◆ **RECORDS SHOWN**:
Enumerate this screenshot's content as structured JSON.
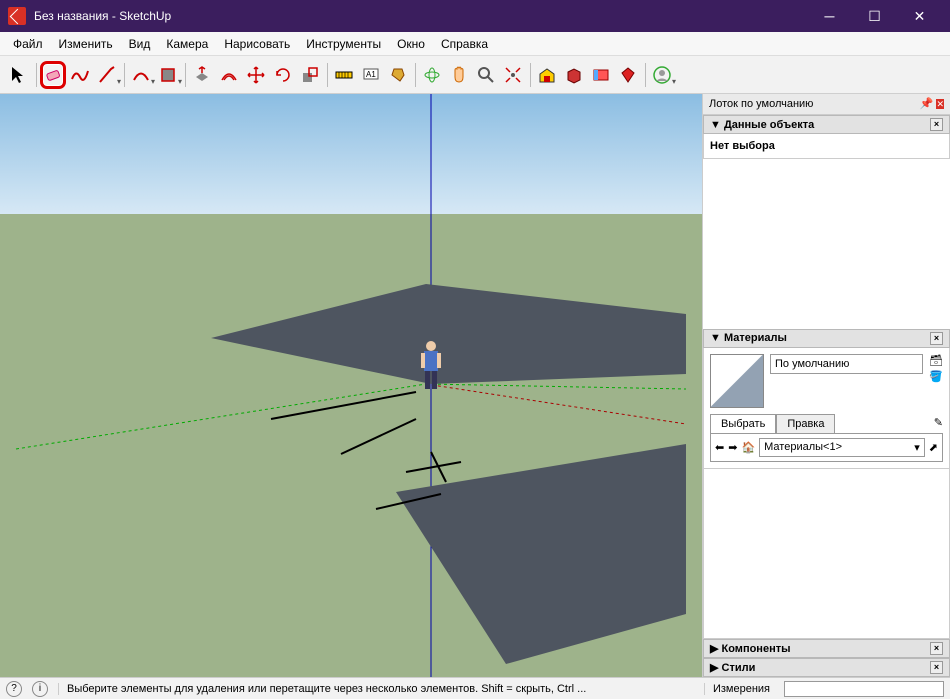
{
  "window": {
    "title": "Без названия - SketchUp"
  },
  "menubar": {
    "file": "Файл",
    "edit": "Изменить",
    "view": "Вид",
    "camera": "Камера",
    "draw": "Нарисовать",
    "tools": "Инструменты",
    "window": "Окно",
    "help": "Справка"
  },
  "tray": {
    "title": "Лоток по умолчанию",
    "entity": {
      "title": "▼ Данные объекта",
      "nosel": "Нет выбора"
    },
    "materials": {
      "title": "▼ Материалы",
      "name": "По умолчанию",
      "tab_select": "Выбрать",
      "tab_edit": "Правка",
      "combo": "Материалы<1>"
    },
    "components": {
      "title": "▶ Компоненты"
    },
    "styles": {
      "title": "▶ Стили"
    }
  },
  "statusbar": {
    "hint": "Выберите элементы для удаления или перетащите через несколько элементов. Shift = скрыть, Ctrl ...",
    "measure_label": "Измерения"
  }
}
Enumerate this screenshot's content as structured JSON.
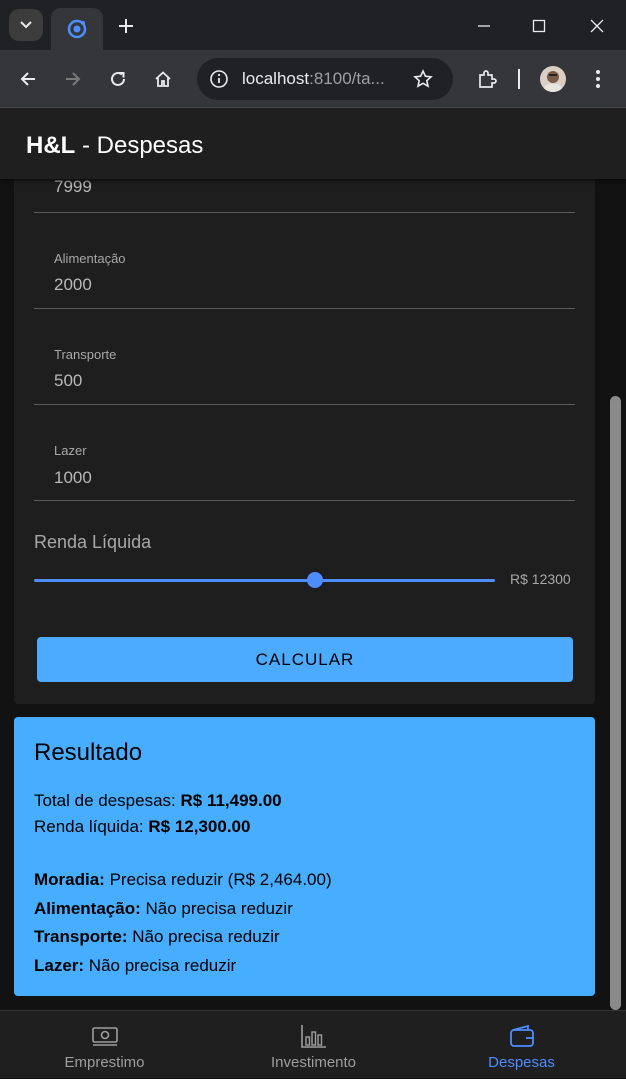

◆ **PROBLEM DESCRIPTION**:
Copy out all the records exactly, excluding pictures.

◆ **SOLUTION FOR THIS PROBLEM**:
Enumerate this screenshot's content as structured JSON.
{
  "window": {
    "title": "Без названия - SketchUp"
  },
  "menubar": {
    "file": "Файл",
    "edit": "Изменить",
    "view": "Вид",
    "camera": "Камера",
    "draw": "Нарисовать",
    "tools": "Инструменты",
    "window": "Окно",
    "help": "Справка"
  },
  "tray": {
    "title": "Лоток по умолчанию",
    "entity": {
      "title": "▼ Данные объекта",
      "nosel": "Нет выбора"
    },
    "materials": {
      "title": "▼ Материалы",
      "name": "По умолчанию",
      "tab_select": "Выбрать",
      "tab_edit": "Правка",
      "combo": "Материалы<1>"
    },
    "components": {
      "title": "▶ Компоненты"
    },
    "styles": {
      "title": "▶ Стили"
    }
  },
  "statusbar": {
    "hint": "Выберите элементы для удаления или перетащите через несколько элементов. Shift = скрыть, Ctrl ...",
    "measure_label": "Измерения"
  }
}
Enumerate this screenshot's content as structured JSON.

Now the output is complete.